Whatever the listing holds, output it without alteration.

Materials provided:

= = = =

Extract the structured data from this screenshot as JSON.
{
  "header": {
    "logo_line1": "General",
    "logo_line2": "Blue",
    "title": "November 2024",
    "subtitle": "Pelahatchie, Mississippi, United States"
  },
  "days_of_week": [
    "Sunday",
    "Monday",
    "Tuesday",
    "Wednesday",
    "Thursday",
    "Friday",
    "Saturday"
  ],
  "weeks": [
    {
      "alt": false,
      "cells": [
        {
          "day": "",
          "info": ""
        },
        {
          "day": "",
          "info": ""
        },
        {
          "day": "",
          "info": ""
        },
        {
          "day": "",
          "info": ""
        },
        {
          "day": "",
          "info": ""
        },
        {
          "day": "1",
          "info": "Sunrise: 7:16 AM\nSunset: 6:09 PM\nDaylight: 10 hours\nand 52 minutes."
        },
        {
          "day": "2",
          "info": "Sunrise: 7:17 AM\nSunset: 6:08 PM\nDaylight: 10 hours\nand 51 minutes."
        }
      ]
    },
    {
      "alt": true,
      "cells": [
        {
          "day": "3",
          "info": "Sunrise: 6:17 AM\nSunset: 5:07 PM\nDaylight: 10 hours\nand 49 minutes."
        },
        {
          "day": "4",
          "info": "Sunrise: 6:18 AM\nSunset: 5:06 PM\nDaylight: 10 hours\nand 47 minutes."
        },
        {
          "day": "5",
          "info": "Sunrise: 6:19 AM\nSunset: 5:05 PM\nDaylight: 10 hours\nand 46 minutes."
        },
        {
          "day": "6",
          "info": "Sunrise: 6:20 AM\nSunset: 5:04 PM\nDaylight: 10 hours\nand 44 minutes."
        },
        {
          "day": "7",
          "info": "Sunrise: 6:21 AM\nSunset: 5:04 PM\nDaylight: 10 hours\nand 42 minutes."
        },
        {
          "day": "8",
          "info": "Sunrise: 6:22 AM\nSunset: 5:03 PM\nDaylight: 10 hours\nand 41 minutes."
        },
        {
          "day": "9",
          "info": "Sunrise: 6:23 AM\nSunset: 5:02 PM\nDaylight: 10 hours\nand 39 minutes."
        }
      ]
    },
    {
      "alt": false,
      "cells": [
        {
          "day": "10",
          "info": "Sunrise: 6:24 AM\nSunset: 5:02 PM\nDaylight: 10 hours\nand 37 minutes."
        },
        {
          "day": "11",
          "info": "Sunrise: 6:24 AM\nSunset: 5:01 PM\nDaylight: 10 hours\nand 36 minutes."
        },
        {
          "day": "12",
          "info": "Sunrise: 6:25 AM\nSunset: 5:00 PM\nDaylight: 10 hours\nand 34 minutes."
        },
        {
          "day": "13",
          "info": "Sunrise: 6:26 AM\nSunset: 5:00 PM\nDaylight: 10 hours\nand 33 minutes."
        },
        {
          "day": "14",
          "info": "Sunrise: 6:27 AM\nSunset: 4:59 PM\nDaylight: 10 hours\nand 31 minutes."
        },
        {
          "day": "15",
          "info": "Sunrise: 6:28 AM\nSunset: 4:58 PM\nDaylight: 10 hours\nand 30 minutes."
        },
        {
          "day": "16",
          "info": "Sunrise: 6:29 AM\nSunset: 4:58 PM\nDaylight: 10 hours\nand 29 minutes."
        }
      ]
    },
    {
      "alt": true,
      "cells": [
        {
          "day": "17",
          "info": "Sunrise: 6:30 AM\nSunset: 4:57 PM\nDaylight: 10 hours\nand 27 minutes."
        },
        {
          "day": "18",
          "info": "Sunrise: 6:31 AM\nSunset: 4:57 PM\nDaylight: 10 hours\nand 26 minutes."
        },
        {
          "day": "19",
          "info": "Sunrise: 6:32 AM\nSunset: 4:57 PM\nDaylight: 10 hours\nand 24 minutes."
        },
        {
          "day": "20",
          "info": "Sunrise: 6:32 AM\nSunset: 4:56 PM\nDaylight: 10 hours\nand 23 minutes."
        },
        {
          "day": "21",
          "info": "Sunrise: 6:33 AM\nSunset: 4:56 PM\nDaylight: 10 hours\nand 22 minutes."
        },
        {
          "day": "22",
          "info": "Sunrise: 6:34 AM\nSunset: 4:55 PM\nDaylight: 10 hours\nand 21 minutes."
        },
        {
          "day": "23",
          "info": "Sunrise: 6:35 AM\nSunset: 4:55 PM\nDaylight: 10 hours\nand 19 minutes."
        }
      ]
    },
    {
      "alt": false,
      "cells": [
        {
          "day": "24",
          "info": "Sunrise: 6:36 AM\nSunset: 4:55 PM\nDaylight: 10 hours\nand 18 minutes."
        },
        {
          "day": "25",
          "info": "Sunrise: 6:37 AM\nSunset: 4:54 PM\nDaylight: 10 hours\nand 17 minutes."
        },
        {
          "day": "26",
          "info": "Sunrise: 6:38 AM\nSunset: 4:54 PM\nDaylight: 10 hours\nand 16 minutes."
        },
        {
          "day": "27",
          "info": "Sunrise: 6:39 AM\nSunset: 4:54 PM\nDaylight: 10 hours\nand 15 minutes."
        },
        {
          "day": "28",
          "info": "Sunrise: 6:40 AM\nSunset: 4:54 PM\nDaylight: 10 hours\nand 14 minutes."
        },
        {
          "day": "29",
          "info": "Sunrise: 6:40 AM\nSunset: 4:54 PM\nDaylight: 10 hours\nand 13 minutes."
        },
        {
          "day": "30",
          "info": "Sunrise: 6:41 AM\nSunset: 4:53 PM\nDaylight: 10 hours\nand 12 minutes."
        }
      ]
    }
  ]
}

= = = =

Worked solution:
Extract the structured data from this screenshot as JSON.
{
  "header": {
    "logo_line1": "General",
    "logo_line2": "Blue",
    "title": "November 2024",
    "subtitle": "Pelahatchie, Mississippi, United States"
  },
  "days_of_week": [
    "Sunday",
    "Monday",
    "Tuesday",
    "Wednesday",
    "Thursday",
    "Friday",
    "Saturday"
  ],
  "weeks": [
    {
      "alt": false,
      "cells": [
        {
          "day": "",
          "info": ""
        },
        {
          "day": "",
          "info": ""
        },
        {
          "day": "",
          "info": ""
        },
        {
          "day": "",
          "info": ""
        },
        {
          "day": "",
          "info": ""
        },
        {
          "day": "1",
          "info": "Sunrise: 7:16 AM\nSunset: 6:09 PM\nDaylight: 10 hours\nand 52 minutes."
        },
        {
          "day": "2",
          "info": "Sunrise: 7:17 AM\nSunset: 6:08 PM\nDaylight: 10 hours\nand 51 minutes."
        }
      ]
    },
    {
      "alt": true,
      "cells": [
        {
          "day": "3",
          "info": "Sunrise: 6:17 AM\nSunset: 5:07 PM\nDaylight: 10 hours\nand 49 minutes."
        },
        {
          "day": "4",
          "info": "Sunrise: 6:18 AM\nSunset: 5:06 PM\nDaylight: 10 hours\nand 47 minutes."
        },
        {
          "day": "5",
          "info": "Sunrise: 6:19 AM\nSunset: 5:05 PM\nDaylight: 10 hours\nand 46 minutes."
        },
        {
          "day": "6",
          "info": "Sunrise: 6:20 AM\nSunset: 5:04 PM\nDaylight: 10 hours\nand 44 minutes."
        },
        {
          "day": "7",
          "info": "Sunrise: 6:21 AM\nSunset: 5:04 PM\nDaylight: 10 hours\nand 42 minutes."
        },
        {
          "day": "8",
          "info": "Sunrise: 6:22 AM\nSunset: 5:03 PM\nDaylight: 10 hours\nand 41 minutes."
        },
        {
          "day": "9",
          "info": "Sunrise: 6:23 AM\nSunset: 5:02 PM\nDaylight: 10 hours\nand 39 minutes."
        }
      ]
    },
    {
      "alt": false,
      "cells": [
        {
          "day": "10",
          "info": "Sunrise: 6:24 AM\nSunset: 5:02 PM\nDaylight: 10 hours\nand 37 minutes."
        },
        {
          "day": "11",
          "info": "Sunrise: 6:24 AM\nSunset: 5:01 PM\nDaylight: 10 hours\nand 36 minutes."
        },
        {
          "day": "12",
          "info": "Sunrise: 6:25 AM\nSunset: 5:00 PM\nDaylight: 10 hours\nand 34 minutes."
        },
        {
          "day": "13",
          "info": "Sunrise: 6:26 AM\nSunset: 5:00 PM\nDaylight: 10 hours\nand 33 minutes."
        },
        {
          "day": "14",
          "info": "Sunrise: 6:27 AM\nSunset: 4:59 PM\nDaylight: 10 hours\nand 31 minutes."
        },
        {
          "day": "15",
          "info": "Sunrise: 6:28 AM\nSunset: 4:58 PM\nDaylight: 10 hours\nand 30 minutes."
        },
        {
          "day": "16",
          "info": "Sunrise: 6:29 AM\nSunset: 4:58 PM\nDaylight: 10 hours\nand 29 minutes."
        }
      ]
    },
    {
      "alt": true,
      "cells": [
        {
          "day": "17",
          "info": "Sunrise: 6:30 AM\nSunset: 4:57 PM\nDaylight: 10 hours\nand 27 minutes."
        },
        {
          "day": "18",
          "info": "Sunrise: 6:31 AM\nSunset: 4:57 PM\nDaylight: 10 hours\nand 26 minutes."
        },
        {
          "day": "19",
          "info": "Sunrise: 6:32 AM\nSunset: 4:57 PM\nDaylight: 10 hours\nand 24 minutes."
        },
        {
          "day": "20",
          "info": "Sunrise: 6:32 AM\nSunset: 4:56 PM\nDaylight: 10 hours\nand 23 minutes."
        },
        {
          "day": "21",
          "info": "Sunrise: 6:33 AM\nSunset: 4:56 PM\nDaylight: 10 hours\nand 22 minutes."
        },
        {
          "day": "22",
          "info": "Sunrise: 6:34 AM\nSunset: 4:55 PM\nDaylight: 10 hours\nand 21 minutes."
        },
        {
          "day": "23",
          "info": "Sunrise: 6:35 AM\nSunset: 4:55 PM\nDaylight: 10 hours\nand 19 minutes."
        }
      ]
    },
    {
      "alt": false,
      "cells": [
        {
          "day": "24",
          "info": "Sunrise: 6:36 AM\nSunset: 4:55 PM\nDaylight: 10 hours\nand 18 minutes."
        },
        {
          "day": "25",
          "info": "Sunrise: 6:37 AM\nSunset: 4:54 PM\nDaylight: 10 hours\nand 17 minutes."
        },
        {
          "day": "26",
          "info": "Sunrise: 6:38 AM\nSunset: 4:54 PM\nDaylight: 10 hours\nand 16 minutes."
        },
        {
          "day": "27",
          "info": "Sunrise: 6:39 AM\nSunset: 4:54 PM\nDaylight: 10 hours\nand 15 minutes."
        },
        {
          "day": "28",
          "info": "Sunrise: 6:40 AM\nSunset: 4:54 PM\nDaylight: 10 hours\nand 14 minutes."
        },
        {
          "day": "29",
          "info": "Sunrise: 6:40 AM\nSunset: 4:54 PM\nDaylight: 10 hours\nand 13 minutes."
        },
        {
          "day": "30",
          "info": "Sunrise: 6:41 AM\nSunset: 4:53 PM\nDaylight: 10 hours\nand 12 minutes."
        }
      ]
    }
  ]
}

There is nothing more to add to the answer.